** What is being asked **
Each line of the listing that includes the string "icon" is to be identified and copied.

** Record extracts **
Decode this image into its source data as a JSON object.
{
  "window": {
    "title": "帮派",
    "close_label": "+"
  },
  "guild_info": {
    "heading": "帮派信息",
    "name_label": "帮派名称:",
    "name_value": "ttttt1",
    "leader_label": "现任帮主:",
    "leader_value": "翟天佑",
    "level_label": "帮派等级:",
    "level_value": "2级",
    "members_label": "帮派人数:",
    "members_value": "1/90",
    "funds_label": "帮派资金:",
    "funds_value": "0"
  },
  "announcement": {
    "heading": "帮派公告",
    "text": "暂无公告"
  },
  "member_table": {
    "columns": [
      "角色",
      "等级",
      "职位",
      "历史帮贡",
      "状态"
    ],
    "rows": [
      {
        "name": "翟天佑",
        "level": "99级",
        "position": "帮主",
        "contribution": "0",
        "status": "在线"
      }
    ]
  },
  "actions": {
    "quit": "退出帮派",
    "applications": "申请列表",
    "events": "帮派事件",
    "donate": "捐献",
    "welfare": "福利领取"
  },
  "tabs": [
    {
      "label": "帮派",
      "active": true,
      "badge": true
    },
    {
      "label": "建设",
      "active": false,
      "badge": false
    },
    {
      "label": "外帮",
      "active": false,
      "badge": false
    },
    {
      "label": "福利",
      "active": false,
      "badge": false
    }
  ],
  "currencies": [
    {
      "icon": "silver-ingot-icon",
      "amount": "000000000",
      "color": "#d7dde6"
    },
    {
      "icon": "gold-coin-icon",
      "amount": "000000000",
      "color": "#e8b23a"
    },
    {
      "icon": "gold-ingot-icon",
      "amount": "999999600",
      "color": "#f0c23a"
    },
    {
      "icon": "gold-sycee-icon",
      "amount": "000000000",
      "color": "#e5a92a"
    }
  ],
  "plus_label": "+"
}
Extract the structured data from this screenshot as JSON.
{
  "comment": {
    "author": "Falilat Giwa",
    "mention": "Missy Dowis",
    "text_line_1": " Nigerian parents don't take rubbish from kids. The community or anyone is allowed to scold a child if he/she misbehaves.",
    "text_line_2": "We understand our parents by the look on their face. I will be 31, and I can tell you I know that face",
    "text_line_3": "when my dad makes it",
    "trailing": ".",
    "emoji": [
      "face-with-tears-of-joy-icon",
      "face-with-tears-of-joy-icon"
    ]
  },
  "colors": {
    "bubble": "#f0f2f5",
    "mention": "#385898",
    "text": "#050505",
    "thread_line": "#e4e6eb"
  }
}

** Answer to the exercise **
      "icon": "silver-ingot-icon",
      "icon": "gold-coin-icon",
      "icon": "gold-ingot-icon",
      "icon": "gold-sycee-icon",
      "face-with-tears-of-joy-icon",
      "face-with-tears-of-joy-icon"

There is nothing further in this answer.